On 16 March 2005, Brendan Nelson introduced the Higher Education Support Amendment (Abolition of Compulsory Up-front Student Union Fees) Bill 2005 before the Parliament. Initially expected to be passed due to the government's majority in the Senate from July, it was opposed in its original form by Senator Barnaby Joyce, who threatened to cross the floor if sporting facilities and collegial spirit were not protected. Despite such opposition, Education Minister Nelson insisted that the legislation would pass unamended and come into force as of 1 January 2006. By October 2005, however, it became apparent that it would not be possible to implement VSU in time for the new academic year.
On 9 December 2005, the legislation was reintroduced. Due to the decision of Joyce to cross the floor and vote against the legislation, Howard was forced to obtain the vote of Family First Senator Steve Fielding, who had maintained for several months that he was opposed to the bill in its current form. However, after being courted by Howard, Fielding did an abrupt about-face and voted for the legislation, calling compulsory student unionism "crazy" and allowing the bill to pass; though both Fielding and Brendan Nelson insisted no behind-the-scenes deal had secured his vote. The legislation was essentially identical to the government's original proposal.
In September 2010 the Gillard Labor government introduced legislation to allow universities to charge students a compulsory service fee of up to $250 a year to fund amenities such as sporting facilities, childcare and counselling. The legislation passed after the Greens took the balance of power in the senate.
Under legislation passed in 1999, but subsequently superseded, VSM could be enacted at any New Zealand university by a referendum of students. Only students at the University of Auckland voted to enact VSM, affecting membership of the Auckland University Students' Association. Consequently, students enrolled since that vote go without membership in the student association unless they become aware of it, find out how to join, and afford the fees without the option of having it included in their student loan. Students at the University of Waikato enacted VSM, but later returned to universal student membership, when a referendum was held during study week.
In October 2009, Heather Roy's Education (Freedom of Association) Amendment Bill was drawn from the ballot. The bill was greatly delayed due to a large number of public submissions (4837 in total, including 132 oral submissions), necessitating the Select Committee stage to be extended from the normal six months to a full year. It was later delayed due to filibustering by the Labour Party and of particular note, Trevor Mallard, of a bill ahead of it on the Order Paper - the aim was to push the debate out so the third reading could not occur before the 2011 election, causing the bill to die as Roy was not seeking re-election. However, the bill eventually passed its third reading on 28 September 2011, 63 votes in favour to 58 opposed. All student associations in New Zealand are now voluntary.

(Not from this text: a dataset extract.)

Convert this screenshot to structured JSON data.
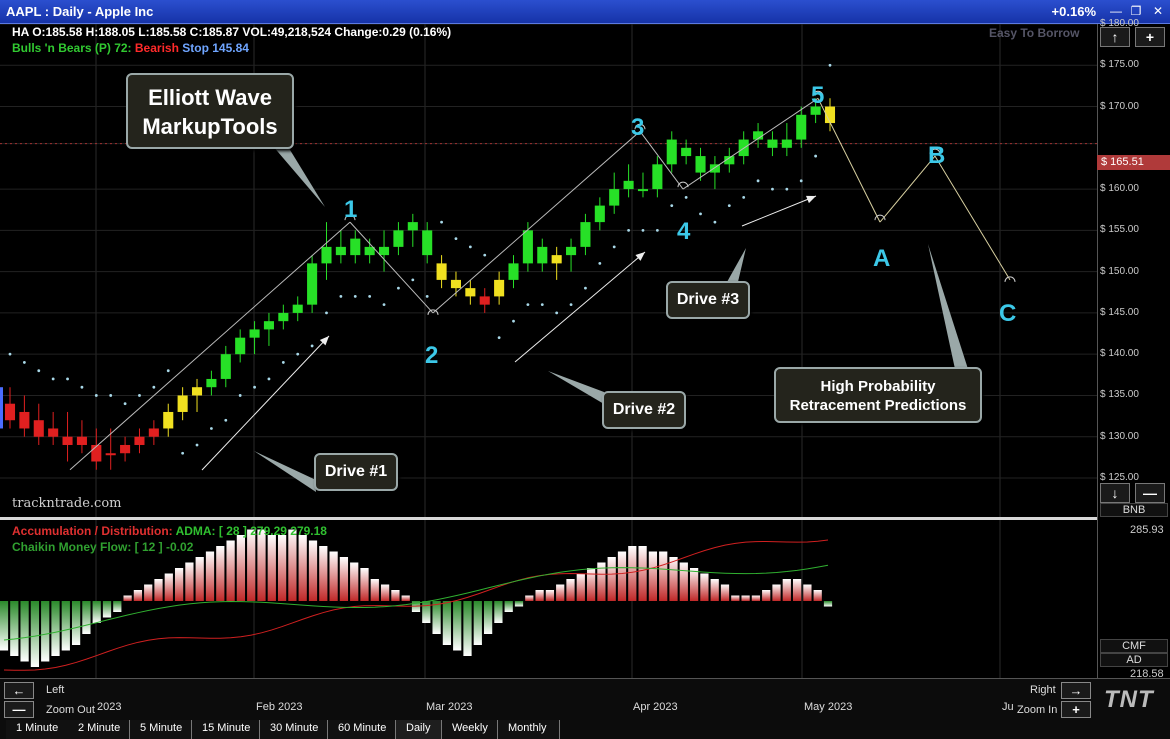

There are several terms being used to describe voluntary student unionism and its opposite, each with its own frequency, accuracy, impartiality, and favourability.